“He’s a good actor,” Kodi said.
Mr. Mortensen said, “Yeah, he’s good, isn’t he?”
Much of the plot setup and some of the dialogue in Martin Scorsese’s excellent 1985 film After Hours—a significant portion of the movie’s first 30 minutes, in fact—were brazenly lifted from “Lies,” a 1982 NPR Playhouse monologue by Joe Frank
And then there was Sept. 21, 2001, the first baseball game in New York City after 9/11. I was one of more than 41,000 who came to Shea that night wondering if I really wanted to see a game, or if I was just there to huddle with other New Yorkers, all of us still undone by shock and grief and struggling to muster whatever defiance we could.
After long security lines, a 21-gun salute, and cheers for cops, firefighters, emergency responders, soldiers and even the visiting Braves, who left the third-base line to offer the Mets handshakes and hugs, there was baseball to be played – and the Mets and Braves turned in a taut thriller, which we at first watched almost grudgingly, distracted and wondering if it were right to invest so much emotion in something that had been revealed as just a game.
It was Liza Minnelli, of all people, who broke the ice, assembling a seventh-inning-stretch kick line of police and firefighters and singing the heck out of “New York, New York,” giving the old chestnut a feeling of hard-earned triumph. But it was Mr. Piazza at the plate in the bottom of the eighth, with the Mets down 2-1, one out and a runner on first. He connected with an 0-1 pitch, one of those drives that even a neophyte fan knows instantly is gone. Before it cleared the fence, the entire ballpark was up, screaming with the euphoric release brought by a big moment in an unbearably tense game.

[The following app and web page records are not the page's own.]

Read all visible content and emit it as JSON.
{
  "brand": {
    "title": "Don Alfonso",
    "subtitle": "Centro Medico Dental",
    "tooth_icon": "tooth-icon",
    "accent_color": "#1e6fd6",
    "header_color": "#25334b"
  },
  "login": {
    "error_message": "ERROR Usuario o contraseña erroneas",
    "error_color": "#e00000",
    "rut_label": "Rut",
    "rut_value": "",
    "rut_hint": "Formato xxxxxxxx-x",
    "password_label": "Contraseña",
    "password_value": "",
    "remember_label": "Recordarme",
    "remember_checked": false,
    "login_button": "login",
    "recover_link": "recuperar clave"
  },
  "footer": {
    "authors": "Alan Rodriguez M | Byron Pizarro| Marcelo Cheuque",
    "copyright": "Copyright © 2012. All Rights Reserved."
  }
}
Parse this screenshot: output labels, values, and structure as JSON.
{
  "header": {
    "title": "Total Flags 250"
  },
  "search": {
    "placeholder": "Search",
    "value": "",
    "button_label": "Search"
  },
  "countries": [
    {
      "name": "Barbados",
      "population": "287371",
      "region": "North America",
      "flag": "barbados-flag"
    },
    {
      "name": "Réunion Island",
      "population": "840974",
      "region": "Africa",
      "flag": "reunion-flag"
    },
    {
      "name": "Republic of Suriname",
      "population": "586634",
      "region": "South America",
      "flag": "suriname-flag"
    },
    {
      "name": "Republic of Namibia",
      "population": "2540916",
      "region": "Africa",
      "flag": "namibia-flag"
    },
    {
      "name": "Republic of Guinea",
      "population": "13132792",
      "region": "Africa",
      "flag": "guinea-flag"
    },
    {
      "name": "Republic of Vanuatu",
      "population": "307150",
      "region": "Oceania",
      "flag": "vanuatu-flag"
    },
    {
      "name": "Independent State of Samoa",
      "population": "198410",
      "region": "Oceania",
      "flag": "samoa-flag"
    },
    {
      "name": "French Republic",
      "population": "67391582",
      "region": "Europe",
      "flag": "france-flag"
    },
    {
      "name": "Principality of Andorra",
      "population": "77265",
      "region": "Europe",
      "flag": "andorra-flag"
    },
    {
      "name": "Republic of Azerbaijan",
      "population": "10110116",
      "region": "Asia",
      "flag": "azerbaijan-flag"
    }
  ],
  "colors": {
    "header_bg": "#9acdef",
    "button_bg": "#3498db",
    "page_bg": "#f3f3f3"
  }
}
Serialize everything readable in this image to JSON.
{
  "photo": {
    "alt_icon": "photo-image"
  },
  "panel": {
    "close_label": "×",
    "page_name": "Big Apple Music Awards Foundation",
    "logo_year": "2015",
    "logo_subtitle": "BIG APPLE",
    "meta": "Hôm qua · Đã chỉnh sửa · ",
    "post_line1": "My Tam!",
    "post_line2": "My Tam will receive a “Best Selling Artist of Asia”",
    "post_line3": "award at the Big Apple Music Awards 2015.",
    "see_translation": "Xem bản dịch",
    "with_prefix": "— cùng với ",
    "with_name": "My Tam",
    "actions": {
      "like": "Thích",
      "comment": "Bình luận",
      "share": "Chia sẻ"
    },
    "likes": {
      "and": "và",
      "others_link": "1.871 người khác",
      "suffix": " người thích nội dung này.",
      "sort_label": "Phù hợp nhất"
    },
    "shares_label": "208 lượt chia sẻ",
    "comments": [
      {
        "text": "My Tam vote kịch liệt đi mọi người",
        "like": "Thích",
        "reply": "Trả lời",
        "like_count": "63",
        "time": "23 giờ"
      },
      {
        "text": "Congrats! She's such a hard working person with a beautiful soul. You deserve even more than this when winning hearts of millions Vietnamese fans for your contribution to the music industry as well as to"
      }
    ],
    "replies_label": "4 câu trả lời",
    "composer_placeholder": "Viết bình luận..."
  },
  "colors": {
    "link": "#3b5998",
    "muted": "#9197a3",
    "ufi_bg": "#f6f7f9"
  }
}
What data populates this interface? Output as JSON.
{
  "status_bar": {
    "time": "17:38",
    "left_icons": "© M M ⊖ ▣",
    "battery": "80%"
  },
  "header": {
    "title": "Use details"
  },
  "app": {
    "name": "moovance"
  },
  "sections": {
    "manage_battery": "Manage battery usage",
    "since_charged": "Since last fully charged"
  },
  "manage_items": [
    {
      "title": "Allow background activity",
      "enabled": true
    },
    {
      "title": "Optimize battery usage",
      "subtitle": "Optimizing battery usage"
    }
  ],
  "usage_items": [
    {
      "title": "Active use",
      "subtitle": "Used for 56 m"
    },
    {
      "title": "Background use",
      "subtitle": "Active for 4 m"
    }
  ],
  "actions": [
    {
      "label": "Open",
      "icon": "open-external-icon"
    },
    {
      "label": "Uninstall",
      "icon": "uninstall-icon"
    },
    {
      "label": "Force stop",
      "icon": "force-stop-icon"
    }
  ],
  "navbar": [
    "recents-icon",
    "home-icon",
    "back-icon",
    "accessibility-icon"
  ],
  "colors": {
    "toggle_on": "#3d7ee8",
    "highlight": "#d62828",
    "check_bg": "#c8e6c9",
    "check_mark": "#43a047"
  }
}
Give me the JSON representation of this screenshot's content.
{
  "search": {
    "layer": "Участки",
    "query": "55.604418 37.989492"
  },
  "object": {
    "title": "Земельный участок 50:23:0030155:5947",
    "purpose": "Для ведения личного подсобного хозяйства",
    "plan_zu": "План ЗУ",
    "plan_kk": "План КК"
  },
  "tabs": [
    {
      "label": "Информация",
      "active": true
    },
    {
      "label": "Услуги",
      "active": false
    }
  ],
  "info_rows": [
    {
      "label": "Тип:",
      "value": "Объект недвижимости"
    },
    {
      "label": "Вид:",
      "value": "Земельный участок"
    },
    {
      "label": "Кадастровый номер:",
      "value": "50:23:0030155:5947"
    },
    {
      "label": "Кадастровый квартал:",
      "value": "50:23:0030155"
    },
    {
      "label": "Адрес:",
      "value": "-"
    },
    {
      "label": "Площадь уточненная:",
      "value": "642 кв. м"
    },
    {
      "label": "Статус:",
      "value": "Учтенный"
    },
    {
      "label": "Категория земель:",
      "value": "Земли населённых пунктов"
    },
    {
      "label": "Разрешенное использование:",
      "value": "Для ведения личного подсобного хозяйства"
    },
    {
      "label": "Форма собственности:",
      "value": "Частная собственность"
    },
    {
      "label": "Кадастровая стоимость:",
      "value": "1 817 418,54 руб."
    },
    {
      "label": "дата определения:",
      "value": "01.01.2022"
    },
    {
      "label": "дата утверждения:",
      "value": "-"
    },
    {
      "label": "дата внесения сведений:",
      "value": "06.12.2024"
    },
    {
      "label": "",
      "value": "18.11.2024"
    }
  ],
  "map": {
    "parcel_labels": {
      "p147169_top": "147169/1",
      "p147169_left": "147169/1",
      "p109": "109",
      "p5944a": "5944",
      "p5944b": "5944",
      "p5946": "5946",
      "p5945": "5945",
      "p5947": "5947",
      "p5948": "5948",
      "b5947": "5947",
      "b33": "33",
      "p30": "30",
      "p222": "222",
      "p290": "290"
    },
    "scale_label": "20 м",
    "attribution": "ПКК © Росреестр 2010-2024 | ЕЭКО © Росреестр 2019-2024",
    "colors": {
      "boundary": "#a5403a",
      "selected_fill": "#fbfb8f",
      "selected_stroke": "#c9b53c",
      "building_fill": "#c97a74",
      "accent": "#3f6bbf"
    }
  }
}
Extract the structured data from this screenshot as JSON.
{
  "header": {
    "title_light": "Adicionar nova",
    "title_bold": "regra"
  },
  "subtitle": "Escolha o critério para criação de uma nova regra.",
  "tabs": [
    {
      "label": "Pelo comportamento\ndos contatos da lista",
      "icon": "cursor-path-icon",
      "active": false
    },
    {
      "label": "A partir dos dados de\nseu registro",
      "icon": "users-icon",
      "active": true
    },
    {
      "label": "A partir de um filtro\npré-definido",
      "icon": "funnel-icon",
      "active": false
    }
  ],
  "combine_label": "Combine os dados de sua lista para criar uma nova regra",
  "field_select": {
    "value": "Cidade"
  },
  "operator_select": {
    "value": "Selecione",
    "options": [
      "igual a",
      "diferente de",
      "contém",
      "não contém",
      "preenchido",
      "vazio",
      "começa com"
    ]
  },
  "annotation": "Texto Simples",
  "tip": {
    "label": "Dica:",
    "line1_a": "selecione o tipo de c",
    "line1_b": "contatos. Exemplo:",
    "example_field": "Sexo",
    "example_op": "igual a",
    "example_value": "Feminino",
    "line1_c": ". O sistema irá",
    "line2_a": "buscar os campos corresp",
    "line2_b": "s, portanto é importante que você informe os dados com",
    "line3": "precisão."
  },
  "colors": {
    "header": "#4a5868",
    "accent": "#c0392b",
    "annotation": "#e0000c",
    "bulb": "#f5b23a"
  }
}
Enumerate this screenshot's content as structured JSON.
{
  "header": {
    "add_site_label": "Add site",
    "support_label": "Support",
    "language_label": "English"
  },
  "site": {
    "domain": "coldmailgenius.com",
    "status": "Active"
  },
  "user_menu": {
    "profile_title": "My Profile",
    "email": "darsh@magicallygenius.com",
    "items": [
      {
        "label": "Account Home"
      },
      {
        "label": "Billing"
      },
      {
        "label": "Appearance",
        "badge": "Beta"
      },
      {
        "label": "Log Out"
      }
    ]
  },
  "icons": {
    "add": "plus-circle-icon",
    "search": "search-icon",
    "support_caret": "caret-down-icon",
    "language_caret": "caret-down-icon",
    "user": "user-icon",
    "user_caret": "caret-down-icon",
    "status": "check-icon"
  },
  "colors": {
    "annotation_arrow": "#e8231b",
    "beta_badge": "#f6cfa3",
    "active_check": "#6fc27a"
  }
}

That one swing didn’t bring back anyone who had been lost, or shed any light on the long, difficult road we were to tread. But while no one was going to forget about bigger things, that homer made it OK for us to get lost again in the anxiety and drama and glee of a little thing like who won or lost a baseball game. And that’s far from nothing.